EXERCISE PROMPT ▸
Find the string "JSON" in the records and copy each line where it occurs.

[Dataset rows describing interfaces]

Segment Open

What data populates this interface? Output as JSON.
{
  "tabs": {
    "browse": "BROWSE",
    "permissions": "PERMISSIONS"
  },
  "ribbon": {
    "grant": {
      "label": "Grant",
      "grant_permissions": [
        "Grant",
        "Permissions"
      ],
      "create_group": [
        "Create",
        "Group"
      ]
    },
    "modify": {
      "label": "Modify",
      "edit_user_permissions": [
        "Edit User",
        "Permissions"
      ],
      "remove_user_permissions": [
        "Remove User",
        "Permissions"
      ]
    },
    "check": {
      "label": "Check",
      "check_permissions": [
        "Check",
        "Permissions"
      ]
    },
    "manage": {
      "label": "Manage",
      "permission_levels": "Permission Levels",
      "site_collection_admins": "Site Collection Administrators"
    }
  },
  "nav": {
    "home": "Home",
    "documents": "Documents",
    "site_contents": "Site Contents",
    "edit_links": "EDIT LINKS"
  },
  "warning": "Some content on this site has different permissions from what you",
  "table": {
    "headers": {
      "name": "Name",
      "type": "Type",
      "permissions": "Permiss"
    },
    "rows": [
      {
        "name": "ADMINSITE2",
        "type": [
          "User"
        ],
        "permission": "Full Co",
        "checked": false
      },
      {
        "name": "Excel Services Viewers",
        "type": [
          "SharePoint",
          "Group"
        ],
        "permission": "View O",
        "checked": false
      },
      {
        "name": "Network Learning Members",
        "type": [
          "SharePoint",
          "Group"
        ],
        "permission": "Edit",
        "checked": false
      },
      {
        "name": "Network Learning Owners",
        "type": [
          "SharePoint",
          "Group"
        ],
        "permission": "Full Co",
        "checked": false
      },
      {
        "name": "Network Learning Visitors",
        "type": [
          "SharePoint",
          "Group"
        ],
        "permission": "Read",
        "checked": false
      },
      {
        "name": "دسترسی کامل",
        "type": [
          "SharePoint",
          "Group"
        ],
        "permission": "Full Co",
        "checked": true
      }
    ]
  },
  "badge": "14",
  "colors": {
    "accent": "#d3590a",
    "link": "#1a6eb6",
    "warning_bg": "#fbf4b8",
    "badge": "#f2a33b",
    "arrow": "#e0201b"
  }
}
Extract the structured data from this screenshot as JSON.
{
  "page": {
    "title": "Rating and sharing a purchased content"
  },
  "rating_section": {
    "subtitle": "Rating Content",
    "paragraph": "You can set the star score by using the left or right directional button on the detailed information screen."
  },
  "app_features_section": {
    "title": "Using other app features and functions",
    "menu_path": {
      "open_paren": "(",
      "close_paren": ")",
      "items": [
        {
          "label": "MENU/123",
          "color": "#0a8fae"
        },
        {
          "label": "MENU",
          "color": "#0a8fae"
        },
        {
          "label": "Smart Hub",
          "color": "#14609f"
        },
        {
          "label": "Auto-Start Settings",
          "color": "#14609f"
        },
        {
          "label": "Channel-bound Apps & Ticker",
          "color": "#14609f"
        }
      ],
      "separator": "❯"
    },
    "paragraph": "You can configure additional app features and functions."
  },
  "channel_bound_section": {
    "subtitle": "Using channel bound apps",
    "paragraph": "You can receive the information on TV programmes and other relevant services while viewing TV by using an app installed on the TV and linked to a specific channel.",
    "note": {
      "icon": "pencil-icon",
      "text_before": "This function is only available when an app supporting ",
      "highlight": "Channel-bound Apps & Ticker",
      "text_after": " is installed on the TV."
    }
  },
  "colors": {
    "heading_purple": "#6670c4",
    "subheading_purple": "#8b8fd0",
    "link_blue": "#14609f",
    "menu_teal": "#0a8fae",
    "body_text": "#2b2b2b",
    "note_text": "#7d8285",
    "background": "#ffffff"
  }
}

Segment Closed

RESULT OF THE EXERCISE ▸
What data populates this interface? Output as JSON.
Extract the structured data from this screenshot as JSON.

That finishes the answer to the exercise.